The potential that low-code platforms promise may be enthralling, but it’s best to start off with an implementation that isn’t too complex. For starters, identify a simple approval workflow that can save a lot of headaches among a small to moderate sized team. Let the team create their own app, and run it for a few weeks.
This gives them the time and practice they need to learn their way around the platform and understand how it works.
At the same time, starting small also provides you exposure to some of the simpler functions that you need, and reveals how far your low-code tool can take you.
Over time, you can have your teams work on more complex apps for larger teams. By starting small, though, you will get a more accurate look at the culture of how people make their own apps and the struggles they face.
One place to start small: the small processes and emails that your employees regularly send out, that have to be manually tracked. If you can create custom apps for these, that’s a good start to helping your team understand how to work with the platform.
Starting off small is good, but if the the main creators for your low-code platform are going to be business users, then you should be giving them ample training.
By the data compiled from a survey taken by 451 Research and FileMaker, 60% of all custom apps that are built in organizations are done by people that aren’t in the IT department. And among those, 30% have absolutely no exposure to coding.
But there’s a catch.
Just because the platform doesn’t need as much coding doesn’t mean your business users will instantly know what to do with it. Some low-code development tools are tailored more for speeding up the coding-driven development process.

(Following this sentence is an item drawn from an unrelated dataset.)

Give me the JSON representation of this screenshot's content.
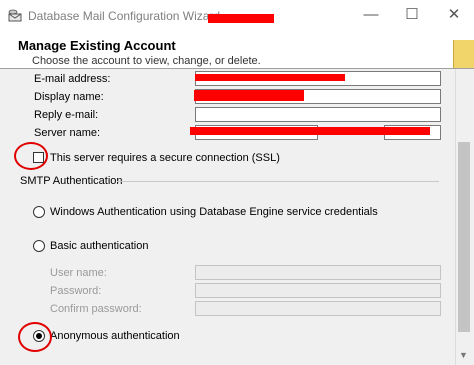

For these platforms, you will need to give citizen developers much more extensive training.
Other low-code platforms that are meant to broaden the base of developing may require less hand-on training, if the interface is clear to understand.
Contact your vendor, see what kind of training they can offer your users, and have a dedicated team that will take time off their regular work day to train staff.
If you don’t provide adequate training, your team is not likely to adopt a low-code programming culture–it will seem like just another fancy tool for developers.
One of the biggest selling points for low-code is that it lighten’s IT’s burden, but that doesn’t mean that IT should be completely out of the picture for low-code solutions implementation.
Have your IT team maintain some level of oversight over your business users, the apps they develop, and how they can be optimized.
For instance, Alec might develop a purchase order app that he needs for his specific set of vendors. At the same time, Elena might be spending time developing her own purchase order app for her vendors. Without necessary oversight, these two applications serve the same purpose, with little or no differentiation. By providing some oversight, the IT team can help business users develop new apps, and expose them to the possibilities that exist within the platform.
IT oversight on this can prevent miscommunication and low adoption of the low-code platform. It can also guard against any data leaks, and potential vulnerabilities that may occur with the new apps.
A lot of vendors will try to make you believe that low-code apps can help achieve anything you want, and that you don’t even need developers for it.
Although low-code is admittedly a massive step up from traditional coding, there are still instances where developer input will be required. There are times where you won’t be able to create something complex just by having the flow in your head.
Here’s an example.
Alec and Elena’s company are working on a customer-facing support app that can accept support tickets, give them regular updates, and provide complaint status information at any given moment.
They decide to use the same low-code platform they use for purchase orders. The platform has limited UI and UX customization options–not to mention it doesn’t have the tools necessary to manage such a complex implementation–so they’re forced to work on something that doesn’t really work or look as good as they want to. This is especially important, since this is something that the customer will see.
Here, it would be better to understand that a professional developer needs to step in. They can add the customization and back-end functionalities that they need, without having to make it work with glue guns and paper clips.
Understanding this will mean that you understand the limitations and complexities of any low-code platform that you employ. That also means that you can work on finding solutions that really matter.
Just as it is when adding a new employee to your organization, low-code also needs time to adjust and meld with your staff before it is accepted as a natural part of the workplace. If you’re thinking of incorporating a low-code platform like Kissflow, the best way to reduce the impact of those growing pains is to be ready for them. If you’d like some help, contact us and we’d be more than happy to guide you through it.